is one of those nobel-prize-winnnig books you see mentioned every now and then, but you don't know if you'll really ever read it yourself. It's such a simple story, but it's so profound and thought-provoking. Basically, a guy kills another guy in self defense and goes to trial over it. That's really all there is to the story. But what makes it so thought-provoking is the personality of the guy. He sends his mother to a nursing home, doesn't cry at her funeral, smokes a cigarette and drinks a cup of coffee immediately after the funeral, and gets a new girl friend the day after the funeral. This makes him suspect. The mob thinks that maybe he has no feelings. They think that maybe he's an awful man that isn't fit to be in public. They think that maybe the murder wasn't in self-defense after all. It's scary to me that people could think a man is a callous bastard just based on the feelings a guy did or didn't have for their mother. What's the real line between civilized and savage? Is a person not civilized just because they are less demonstrative about their emotions than most people? Is it a crime to sleep with a girl you just met just because your mother was put in the ground the day before? It's just shocking to see how small of a thing can demonize a person in the eyes of a mob.

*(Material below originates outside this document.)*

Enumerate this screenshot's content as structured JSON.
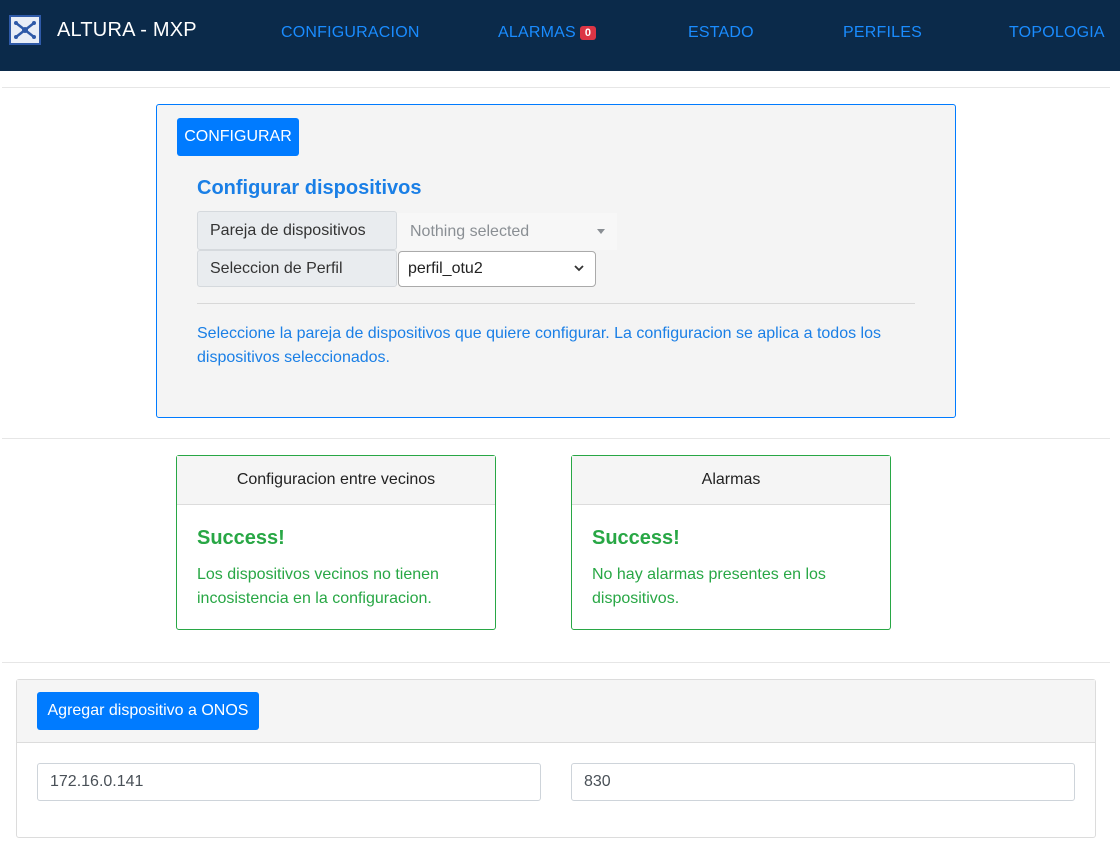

I think, however, that the most shocking thing to me about this book was to realize that in 1942 France, the death penalty was still beheading by guillotine. That seems as uncivilized to me as modern day societies that still engage in stoning. Well, frankly, I think all death penalties are barbaric, but some seem more barbaric to me than others. The last guillotining of a man in France was in 1977, but they didn't officially retire it as a form of execution until 1981!